# Input for this task:
▽

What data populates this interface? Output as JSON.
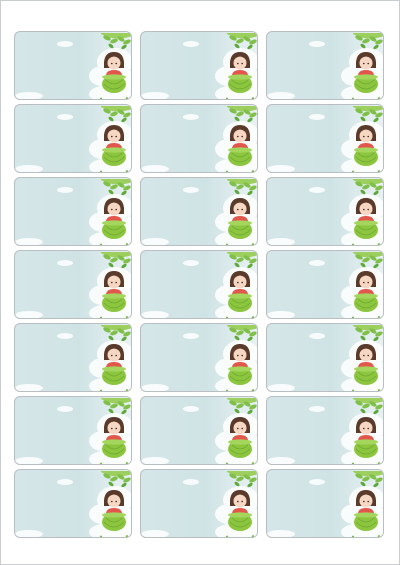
{
  "sheet": {
    "label_count": 21,
    "columns": 3,
    "rows": 7,
    "label_text": ""
  },
  "colors": {
    "page": "#ffffff",
    "label_background": "#d5e6e8",
    "label_border": "#b9bec3",
    "leaves": "#7fbf4a",
    "cloud": "#ffffff",
    "hair": "#5a3a2a",
    "shirt": "#e2574c",
    "pot": "#8cc63f"
  },
  "icons": [
    "leaves-icon",
    "cloud-icon",
    "girl-in-pot-icon"
  ]
}
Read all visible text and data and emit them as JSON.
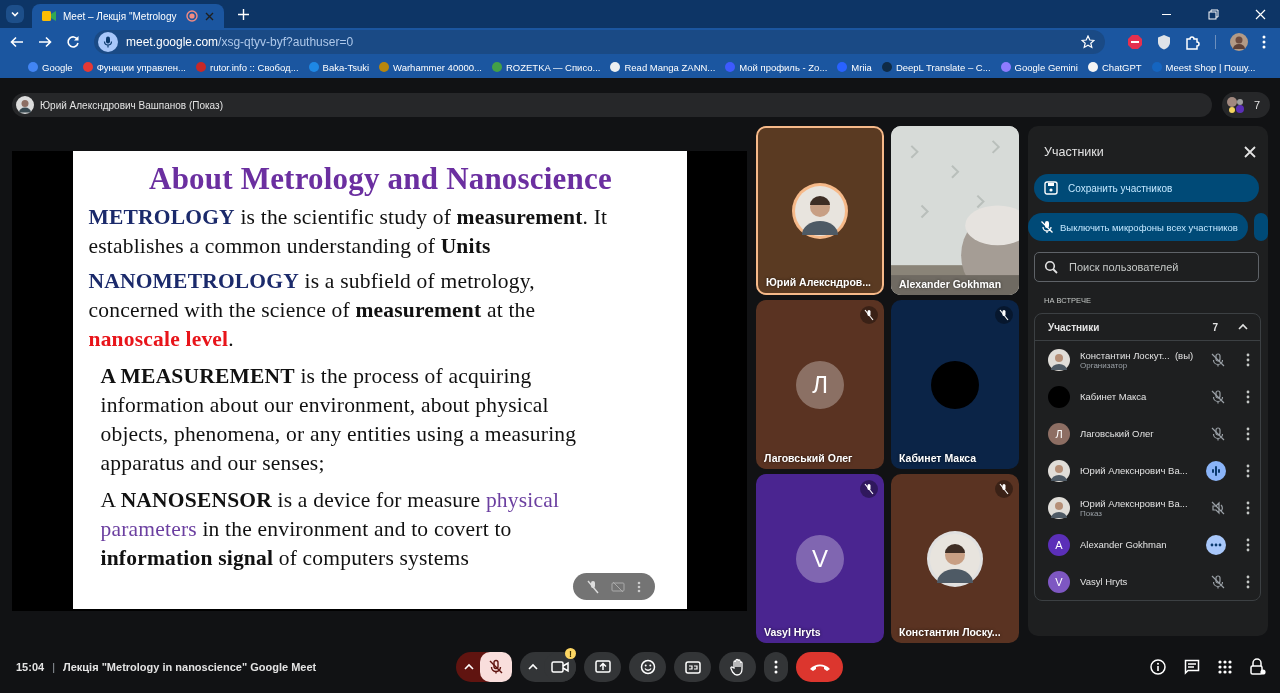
{
  "browser": {
    "tab": {
      "title": "Meet – Лекція \"Metrology",
      "recording": true
    },
    "url_host": "meet.google.com",
    "url_path": "/xsg-qtyv-byf?authuser=0",
    "bookmarks": [
      {
        "label": "Google",
        "color": "#4285f4"
      },
      {
        "label": "Функции управлен...",
        "color": "#e53935"
      },
      {
        "label": "rutor.info :: Свобод...",
        "color": "#c62828"
      },
      {
        "label": "Baka-Tsuki",
        "color": "#1e88e5"
      },
      {
        "label": "Warhammer 40000...",
        "color": "#b8860b"
      },
      {
        "label": "ROZETKA — Списо...",
        "color": "#43a047"
      },
      {
        "label": "Read Manga ZANN...",
        "color": "#eceff1"
      },
      {
        "label": "Мой профиль - Zo...",
        "color": "#3d5afe"
      },
      {
        "label": "Mriia",
        "color": "#2962ff"
      },
      {
        "label": "DeepL Translate – C...",
        "color": "#0f2b46"
      },
      {
        "label": "Google Gemini",
        "color": "#8e7cff"
      },
      {
        "label": "ChatGPT",
        "color": "#f5f5f5"
      },
      {
        "label": "Meest Shop | Пошу...",
        "color": "#1565c0"
      }
    ]
  },
  "presenter": {
    "label": "Юрий Алексндрович Вашпанов (Показ)",
    "count": "7"
  },
  "slide": {
    "title": "About Metrology and Nanoscience",
    "paragraphs": [
      {
        "lines": [
          [
            {
              "t": "METROLOGY",
              "kind": "term"
            },
            {
              "t": " is the scientific study of ",
              "kind": "plain"
            },
            {
              "t": "measurement",
              "kind": "bold"
            },
            {
              "t": ". It",
              "kind": "plain"
            }
          ],
          [
            {
              "t": "establishes a common understanding of ",
              "kind": "plain"
            },
            {
              "t": "Units",
              "kind": "bold"
            }
          ]
        ]
      },
      {
        "lines": [
          [
            {
              "t": "NANOMETROLOGY",
              "kind": "term"
            },
            {
              "t": " is a subfield of metrology,",
              "kind": "plain"
            }
          ],
          [
            {
              "t": "concerned with the science of ",
              "kind": "plain"
            },
            {
              "t": "measurement",
              "kind": "bold"
            },
            {
              "t": " at the",
              "kind": "plain"
            }
          ],
          [
            {
              "t": "nanoscale level",
              "kind": "alert"
            },
            {
              "t": ".",
              "kind": "plain"
            }
          ]
        ]
      },
      {
        "lines": [
          [
            {
              "t": "A MEASUREMENT",
              "kind": "bold"
            },
            {
              "t": " is the process of acquiring",
              "kind": "plain"
            }
          ],
          [
            {
              "t": "information about our environment, about physical",
              "kind": "plain"
            }
          ],
          [
            {
              "t": "objects, phenomena, or any entities using a measuring",
              "kind": "plain"
            }
          ],
          [
            {
              "t": "apparatus and our senses;",
              "kind": "plain"
            }
          ]
        ]
      },
      {
        "lines": [
          [
            {
              "t": "A ",
              "kind": "plain"
            },
            {
              "t": "NANOSENSOR",
              "kind": "bold"
            },
            {
              "t": " is a device for measure ",
              "kind": "plain"
            },
            {
              "t": "physical",
              "kind": "accent"
            }
          ],
          [
            {
              "t": "parameters",
              "kind": "accent"
            },
            {
              "t": " in the environment and to covert  to",
              "kind": "plain"
            }
          ],
          [
            {
              "t": "information signal",
              "kind": "bold"
            },
            {
              "t": " of computers systems",
              "kind": "plain"
            }
          ]
        ]
      }
    ]
  },
  "tiles": [
    {
      "name": "Юрий Алексндров...",
      "color": "#5a3a22",
      "muted": false,
      "active": true
    },
    {
      "name": "Alexander Gokhman",
      "kind": "video",
      "color": "#cfd3d0",
      "muted": false,
      "active": false
    },
    {
      "name": "Лаговський Олег",
      "kind": "letter",
      "letter": "Л",
      "color": "#5a3322",
      "muted": true,
      "active": false
    },
    {
      "name": "Кабинет Макса",
      "kind": "dark",
      "color": "#0b2447",
      "muted": true,
      "active": false
    },
    {
      "name": "Vasyl Hryts",
      "kind": "letter",
      "letter": "V",
      "color": "#4a2590",
      "muted": true,
      "active": false
    },
    {
      "name": "Константин Лоску...",
      "color": "#5a3322",
      "muted": true,
      "active": false
    }
  ],
  "panel": {
    "title": "Участники",
    "save": "Сохранить участников",
    "mute_all": "Выключить микрофоны всех участников",
    "search_placeholder": "Поиск пользователей",
    "section": "НА ВСТРЕЧЕ",
    "group": {
      "label": "Участники",
      "count": "7",
      "expanded": true
    },
    "people": [
      {
        "name": "Константин Лоскут...",
        "suffix": "(вы)",
        "role": "Организатор",
        "mic": {
          "kind": "muted"
        }
      },
      {
        "name": "Кабинет Макса",
        "avatar": {
          "kind": "dark"
        },
        "mic": {
          "kind": "muted"
        }
      },
      {
        "name": "Лаговський Олег",
        "avatar": {
          "kind": "letter",
          "letter": "Л",
          "color": "#8d6e63"
        },
        "mic": {
          "kind": "muted"
        }
      },
      {
        "name": "Юрий Алекснрович Ва...",
        "mic": {
          "kind": "speaking"
        }
      },
      {
        "name": "Юрий Алекснрович Ва...",
        "role": "Показ",
        "mic": {
          "kind": "presenting"
        }
      },
      {
        "name": "Alexander Gokhman",
        "avatar": {
          "kind": "letter",
          "letter": "A",
          "color": "#5b2fb8"
        },
        "mic": {
          "kind": "more"
        }
      },
      {
        "name": "Vasyl Hryts",
        "avatar": {
          "kind": "letter",
          "letter": "V",
          "color": "#7e57c2"
        },
        "mic": {
          "kind": "muted"
        }
      }
    ]
  },
  "footer": {
    "time": "15:04",
    "separator": "|",
    "meeting": "Лекція \"Metrology in nanoscience\" Google Meet",
    "mic_muted": true,
    "camera_warning": "!"
  }
}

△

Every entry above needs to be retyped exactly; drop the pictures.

What data populates this interface? Output as JSON.
{
  "sheet": {
    "label_count": 21,
    "columns": 3,
    "rows": 7,
    "label_text": ""
  },
  "colors": {
    "page": "#ffffff",
    "label_background": "#d5e6e8",
    "label_border": "#b9bec3",
    "leaves": "#7fbf4a",
    "cloud": "#ffffff",
    "hair": "#5a3a2a",
    "shirt": "#e2574c",
    "pot": "#8cc63f"
  },
  "icons": [
    "leaves-icon",
    "cloud-icon",
    "girl-in-pot-icon"
  ]
}
Read all visible text and data and emit them as JSON.
{
  "browser": {
    "tab": {
      "title": "Meet – Лекція \"Metrology",
      "recording": true
    },
    "url_host": "meet.google.com",
    "url_path": "/xsg-qtyv-byf?authuser=0",
    "bookmarks": [
      {
        "label": "Google",
        "color": "#4285f4"
      },
      {
        "label": "Функции управлен...",
        "color": "#e53935"
      },
      {
        "label": "rutor.info :: Свобод...",
        "color": "#c62828"
      },
      {
        "label": "Baka-Tsuki",
        "color": "#1e88e5"
      },
      {
        "label": "Warhammer 40000...",
        "color": "#b8860b"
      },
      {
        "label": "ROZETKA — Списо...",
        "color": "#43a047"
      },
      {
        "label": "Read Manga ZANN...",
        "color": "#eceff1"
      },
      {
        "label": "Мой профиль - Zo...",
        "color": "#3d5afe"
      },
      {
        "label": "Mriia",
        "color": "#2962ff"
      },
      {
        "label": "DeepL Translate – C...",
        "color": "#0f2b46"
      },
      {
        "label": "Google Gemini",
        "color": "#8e7cff"
      },
      {
        "label": "ChatGPT",
        "color": "#f5f5f5"
      },
      {
        "label": "Meest Shop | Пошу...",
        "color": "#1565c0"
      }
    ]
  },
  "presenter": {
    "label": "Юрий Алексндрович Вашпанов (Показ)",
    "count": "7"
  },
  "slide": {
    "title": "About Metrology and Nanoscience",
    "paragraphs": [
      {
        "lines": [
          [
            {
              "t": "METROLOGY",
              "kind": "term"
            },
            {
              "t": " is the scientific study of ",
              "kind": "plain"
            },
            {
              "t": "measurement",
              "kind": "bold"
            },
            {
              "t": ". It",
              "kind": "plain"
            }
          ],
          [
            {
              "t": "establishes a common understanding of ",
              "kind": "plain"
            },
            {
              "t": "Units",
              "kind": "bold"
            }
          ]
        ]
      },
      {
        "lines": [
          [
            {
              "t": "NANOMETROLOGY",
              "kind": "term"
            },
            {
              "t": " is a subfield of metrology,",
              "kind": "plain"
            }
          ],
          [
            {
              "t": "concerned with the science of ",
              "kind": "plain"
            },
            {
              "t": "measurement",
              "kind": "bold"
            },
            {
              "t": " at the",
              "kind": "plain"
            }
          ],
          [
            {
              "t": "nanoscale level",
              "kind": "alert"
            },
            {
              "t": ".",
              "kind": "plain"
            }
          ]
        ]
      },
      {
        "lines": [
          [
            {
              "t": "A MEASUREMENT",
              "kind": "bold"
            },
            {
              "t": " is the process of acquiring",
              "kind": "plain"
            }
          ],
          [
            {
              "t": "information about our environment, about physical",
              "kind": "plain"
            }
          ],
          [
            {
              "t": "objects, phenomena, or any entities using a measuring",
              "kind": "plain"
            }
          ],
          [
            {
              "t": "apparatus and our senses;",
              "kind": "plain"
            }
          ]
        ]
      },
      {
        "lines": [
          [
            {
              "t": "A ",
              "kind": "plain"
            },
            {
              "t": "NANOSENSOR",
              "kind": "bold"
            },
            {
              "t": " is a device for measure ",
              "kind": "plain"
            },
            {
              "t": "physical",
              "kind": "accent"
            }
          ],
          [
            {
              "t": "parameters",
              "kind": "accent"
            },
            {
              "t": " in the environment and to covert  to",
              "kind": "plain"
            }
          ],
          [
            {
              "t": "information signal",
              "kind": "bold"
            },
            {
              "t": " of computers systems",
              "kind": "plain"
            }
          ]
        ]
      }
    ]
  },
  "tiles": [
    {
      "name": "Юрий Алексндров...",
      "color": "#5a3a22",
      "muted": false,
      "active": true
    },
    {
      "name": "Alexander Gokhman",
      "kind": "video",
      "color": "#cfd3d0",
      "muted": false,
      "active": false
    },
    {
      "name": "Лаговський Олег",
      "kind": "letter",
      "letter": "Л",
      "color": "#5a3322",
      "muted": true,
      "active": false
    },
    {
      "name": "Кабинет Макса",
      "kind": "dark",
      "color": "#0b2447",
      "muted": true,
      "active": false
    },
    {
      "name": "Vasyl Hryts",
      "kind": "letter",
      "letter": "V",
      "color": "#4a2590",
      "muted": true,
      "active": false
    },
    {
      "name": "Константин Лоску...",
      "color": "#5a3322",
      "muted": true,
      "active": false
    }
  ],
  "panel": {
    "title": "Участники",
    "save": "Сохранить участников",
    "mute_all": "Выключить микрофоны всех участников",
    "search_placeholder": "Поиск пользователей",
    "section": "НА ВСТРЕЧЕ",
    "group": {
      "label": "Участники",
      "count": "7",
      "expanded": true
    },
    "people": [
      {
        "name": "Константин Лоскут...",
        "suffix": "(вы)",
        "role": "Организатор",
        "mic": {
          "kind": "muted"
        }
      },
      {
        "name": "Кабинет Макса",
        "avatar": {
          "kind": "dark"
        },
        "mic": {
          "kind": "muted"
        }
      },
      {
        "name": "Лаговський Олег",
        "avatar": {
          "kind": "letter",
          "letter": "Л",
          "color": "#8d6e63"
        },
        "mic": {
          "kind": "muted"
        }
      },
      {
        "name": "Юрий Алекснрович Ва...",
        "mic": {
          "kind": "speaking"
        }
      },
      {
        "name": "Юрий Алекснрович Ва...",
        "role": "Показ",
        "mic": {
          "kind": "presenting"
        }
      },
      {
        "name": "Alexander Gokhman",
        "avatar": {
          "kind": "letter",
          "letter": "A",
          "color": "#5b2fb8"
        },
        "mic": {
          "kind": "more"
        }
      },
      {
        "name": "Vasyl Hryts",
        "avatar": {
          "kind": "letter",
          "letter": "V",
          "color": "#7e57c2"
        },
        "mic": {
          "kind": "muted"
        }
      }
    ]
  },
  "footer": {
    "time": "15:04",
    "separator": "|",
    "meeting": "Лекція \"Metrology in nanoscience\" Google Meet",
    "mic_muted": true,
    "camera_warning": "!"
  }
}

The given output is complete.